Morrison, who is the outgoing senior director of European and Russian affairs at the National Security Council and a deputy assistant to the president, told lawmakers that the transcript of the call was accurate but he contended that some of the details provided by other witnesses did not coincide with his regarding certain aspects of the the Ukrainian issue. House intelligence Committee Adam Schiff, D-CA, who has been criticized for his continued anti-Trump partisan rhetoric by Rebublicans, has been pushing for Trump’s impeachment
I want to be clear, I was not concerned that anything illegal was discussed, Top NSC Official Tim Morrison
Morrison told the closed door panel of lawmakers Thursday that he reviewed the Memorandum of Conversation regarding the July 25 phone call that was released by the White House. He said he listened to the call, along with others He noted it occurred from the Situation Room.

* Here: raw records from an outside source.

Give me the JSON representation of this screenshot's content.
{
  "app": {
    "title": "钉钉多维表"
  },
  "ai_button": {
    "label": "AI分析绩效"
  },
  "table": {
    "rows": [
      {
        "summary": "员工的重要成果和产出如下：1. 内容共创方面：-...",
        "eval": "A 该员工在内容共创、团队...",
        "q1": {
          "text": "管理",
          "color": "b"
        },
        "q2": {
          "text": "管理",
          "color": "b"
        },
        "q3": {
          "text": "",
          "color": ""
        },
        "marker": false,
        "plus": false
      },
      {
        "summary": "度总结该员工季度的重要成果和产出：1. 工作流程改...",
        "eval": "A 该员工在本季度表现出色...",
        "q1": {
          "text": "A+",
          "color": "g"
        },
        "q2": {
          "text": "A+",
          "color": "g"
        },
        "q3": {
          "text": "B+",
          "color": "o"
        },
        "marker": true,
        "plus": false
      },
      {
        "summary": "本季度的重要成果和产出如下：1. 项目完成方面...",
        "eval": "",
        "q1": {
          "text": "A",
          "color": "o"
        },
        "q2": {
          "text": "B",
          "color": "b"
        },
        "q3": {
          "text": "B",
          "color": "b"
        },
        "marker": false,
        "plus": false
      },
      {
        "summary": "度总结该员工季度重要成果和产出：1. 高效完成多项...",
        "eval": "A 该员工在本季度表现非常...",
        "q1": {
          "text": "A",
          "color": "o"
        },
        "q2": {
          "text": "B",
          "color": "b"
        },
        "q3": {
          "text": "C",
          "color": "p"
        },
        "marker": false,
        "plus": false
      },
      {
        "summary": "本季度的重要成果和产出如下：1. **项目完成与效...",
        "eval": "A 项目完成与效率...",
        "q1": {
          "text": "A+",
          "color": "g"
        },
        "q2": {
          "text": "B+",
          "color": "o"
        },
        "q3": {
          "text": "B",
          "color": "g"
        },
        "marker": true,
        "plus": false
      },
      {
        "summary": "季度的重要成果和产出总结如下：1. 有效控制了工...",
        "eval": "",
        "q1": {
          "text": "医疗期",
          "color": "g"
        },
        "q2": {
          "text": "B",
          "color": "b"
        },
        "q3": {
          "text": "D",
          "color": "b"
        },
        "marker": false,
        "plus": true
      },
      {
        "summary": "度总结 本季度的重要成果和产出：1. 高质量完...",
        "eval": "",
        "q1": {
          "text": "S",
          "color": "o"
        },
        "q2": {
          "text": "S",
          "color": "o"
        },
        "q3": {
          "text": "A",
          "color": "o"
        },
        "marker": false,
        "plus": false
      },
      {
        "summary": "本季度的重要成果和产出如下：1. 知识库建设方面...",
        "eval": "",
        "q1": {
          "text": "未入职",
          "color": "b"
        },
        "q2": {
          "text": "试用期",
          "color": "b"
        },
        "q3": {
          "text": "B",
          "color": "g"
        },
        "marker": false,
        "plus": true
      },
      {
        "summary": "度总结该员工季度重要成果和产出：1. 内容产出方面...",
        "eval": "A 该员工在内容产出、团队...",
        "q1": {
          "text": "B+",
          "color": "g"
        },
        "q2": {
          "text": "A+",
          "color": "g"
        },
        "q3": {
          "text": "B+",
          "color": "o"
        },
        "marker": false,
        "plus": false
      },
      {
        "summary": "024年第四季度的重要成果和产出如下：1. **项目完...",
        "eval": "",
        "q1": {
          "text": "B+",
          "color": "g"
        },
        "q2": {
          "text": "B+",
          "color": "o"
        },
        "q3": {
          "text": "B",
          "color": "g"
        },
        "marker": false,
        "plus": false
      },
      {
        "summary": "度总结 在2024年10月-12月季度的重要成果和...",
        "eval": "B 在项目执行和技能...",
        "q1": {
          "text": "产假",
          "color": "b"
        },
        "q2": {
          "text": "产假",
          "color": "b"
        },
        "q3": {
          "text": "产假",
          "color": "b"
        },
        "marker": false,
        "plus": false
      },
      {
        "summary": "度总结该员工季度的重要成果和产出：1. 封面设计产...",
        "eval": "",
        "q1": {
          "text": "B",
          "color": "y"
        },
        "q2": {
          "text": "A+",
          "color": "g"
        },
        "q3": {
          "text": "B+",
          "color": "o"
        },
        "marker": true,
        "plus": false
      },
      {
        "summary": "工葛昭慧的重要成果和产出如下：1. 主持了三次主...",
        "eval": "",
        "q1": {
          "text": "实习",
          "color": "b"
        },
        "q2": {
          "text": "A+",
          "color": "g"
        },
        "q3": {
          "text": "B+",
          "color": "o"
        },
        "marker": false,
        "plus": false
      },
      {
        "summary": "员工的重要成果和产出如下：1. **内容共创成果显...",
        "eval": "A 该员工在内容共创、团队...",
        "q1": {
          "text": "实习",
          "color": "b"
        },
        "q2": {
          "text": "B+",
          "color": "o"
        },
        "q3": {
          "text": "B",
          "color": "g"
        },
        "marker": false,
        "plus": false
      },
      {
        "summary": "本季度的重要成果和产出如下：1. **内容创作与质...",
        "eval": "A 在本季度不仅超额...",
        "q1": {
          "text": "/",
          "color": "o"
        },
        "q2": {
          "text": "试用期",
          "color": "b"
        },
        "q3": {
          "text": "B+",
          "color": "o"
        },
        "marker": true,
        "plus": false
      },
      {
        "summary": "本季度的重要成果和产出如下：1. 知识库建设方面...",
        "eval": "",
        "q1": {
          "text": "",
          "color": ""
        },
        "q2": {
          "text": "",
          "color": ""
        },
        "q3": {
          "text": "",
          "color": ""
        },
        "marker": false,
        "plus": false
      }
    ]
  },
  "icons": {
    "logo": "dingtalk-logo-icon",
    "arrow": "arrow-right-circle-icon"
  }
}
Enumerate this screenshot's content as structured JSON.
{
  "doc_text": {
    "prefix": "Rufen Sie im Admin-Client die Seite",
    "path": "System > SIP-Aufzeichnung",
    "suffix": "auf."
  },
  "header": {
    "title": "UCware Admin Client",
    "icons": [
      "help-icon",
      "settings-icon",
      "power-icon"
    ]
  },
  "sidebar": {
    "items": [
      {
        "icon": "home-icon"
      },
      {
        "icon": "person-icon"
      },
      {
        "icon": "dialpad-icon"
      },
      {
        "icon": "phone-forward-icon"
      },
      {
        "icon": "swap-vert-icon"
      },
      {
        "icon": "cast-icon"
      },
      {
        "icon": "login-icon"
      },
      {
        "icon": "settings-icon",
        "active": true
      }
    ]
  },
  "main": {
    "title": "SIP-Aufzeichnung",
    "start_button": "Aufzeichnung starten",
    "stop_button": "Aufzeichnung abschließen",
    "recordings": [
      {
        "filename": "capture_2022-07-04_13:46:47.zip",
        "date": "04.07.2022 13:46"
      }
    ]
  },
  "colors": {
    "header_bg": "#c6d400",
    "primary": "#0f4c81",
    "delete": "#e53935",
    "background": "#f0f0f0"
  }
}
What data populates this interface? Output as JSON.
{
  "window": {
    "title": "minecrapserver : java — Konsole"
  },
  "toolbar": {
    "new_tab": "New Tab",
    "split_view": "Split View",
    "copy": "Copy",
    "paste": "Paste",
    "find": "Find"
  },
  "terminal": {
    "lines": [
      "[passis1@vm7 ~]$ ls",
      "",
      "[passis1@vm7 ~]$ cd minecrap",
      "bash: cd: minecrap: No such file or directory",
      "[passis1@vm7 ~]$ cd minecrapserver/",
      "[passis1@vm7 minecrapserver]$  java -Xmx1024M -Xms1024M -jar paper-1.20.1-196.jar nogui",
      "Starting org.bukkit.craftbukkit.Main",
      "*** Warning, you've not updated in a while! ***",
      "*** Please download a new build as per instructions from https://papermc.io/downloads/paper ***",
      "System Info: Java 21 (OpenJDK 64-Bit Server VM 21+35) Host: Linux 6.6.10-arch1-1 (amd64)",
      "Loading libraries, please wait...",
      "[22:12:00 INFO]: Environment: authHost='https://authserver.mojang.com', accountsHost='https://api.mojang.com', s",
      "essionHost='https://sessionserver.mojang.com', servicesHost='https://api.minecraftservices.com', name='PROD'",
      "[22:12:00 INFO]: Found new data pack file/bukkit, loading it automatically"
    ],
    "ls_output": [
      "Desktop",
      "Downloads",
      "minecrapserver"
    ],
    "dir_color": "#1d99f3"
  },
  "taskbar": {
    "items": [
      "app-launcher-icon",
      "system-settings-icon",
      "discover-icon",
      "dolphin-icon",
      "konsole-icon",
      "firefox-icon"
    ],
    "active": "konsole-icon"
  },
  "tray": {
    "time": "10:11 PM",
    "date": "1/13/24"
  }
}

“To the best of my recollection, the MemCon accurately and completely reflects the substance of the call,” he said, regarding the transcript of Trump’s call with Zelensky.
He also said he had “no reason to believe the Ukrainians had any knowledge of the review until August 28, 2019.”
Moreover, Morrison noted that he had “three concerns about a potential leak” of the transcript between Trump and Zelensky. Information regarding the phone call leaked to the media before Trump released the full transcripts. The president released the transcripts of his private conversation with Zelensky saying it was a ‘perfectly fine’ conversation.
Morrison said the leak was damaging: “first, how it would play out in Washington’s polarized environment; second, how a leak would affect the bipartisan support our Ukrainian partners currently experience in Congress; and third, how it would affect the Ukrainian perceptions of the U.S.-Ukraine relationship. I want to be clear, I was not concerned that anything illegal was discussed.”
Morrison said according to his statement, which was reviewed by this news outlet, that he reviewed Ambassador William Taylor’s statement that was provided to lawmakers on Oct. 22, 2019.
“I am pleased our process gave the President the confidence he needed to approve the release of the security sector assistance. My regret is that Ukraine ever learned of the review and that, with this impeachment inquiry, Ukraine has become subsumed in the U.S. political process,” he noted in his statement.
Morrison confirmed that the substance of Taylor’s statement, was accurate, however, he differed on several of Taylor’s recollections of the details.
“I have a slightly different recollection of my September 1, 2019 conversation with Ambassador Sondland,” Morrison said. CBS posted Morrison’s full statement online. “On page 10 of Ambassador Taylor’s statement, he recounts a conversation I relayed to him regarding Ambassador Sondland’s conversation with Ukrainian Presidential Advisor Yermak. Ambassador Taylor wrote: ‘Ambassador Sondland told Mr. Yermak that security assistance money would not come until President Zelensky committed to pursue the Burisma investigation.’
Morrison said his recollection was that Ambassador Sondland’s proposal “was that it could be sufficient if the new Ukrainian prosecutor general—not President Zelensky—would commit to pursue the Burisma investigation. I also would like to clarify that I did not meet with the Ukrainian National Security Advisor in his hotel room, as Ambassador Taylor indicated on page 11 of his statement. Instead, an NSC aide and I met with Mr. Danyliuk in the hotel’s business center.”
Morrison also shot back at Democrats who contend that Trump colluded with Ukraine to investigate Biden saying that as “the former NSC official Ambassador Taylor and I had no reason to believe that the release of the security sector assistance might be conditioned on a public statement reopening the Burisma investigation until my September 1, 2019 conversation with Ambassador Sondland.”
“Even then I hoped that Ambassador Sondland’s strategy was exclusively his own and would not be considered by leaders in the Administration and Congress, who understood the strategic importance of Ukraine to our national security,” he said.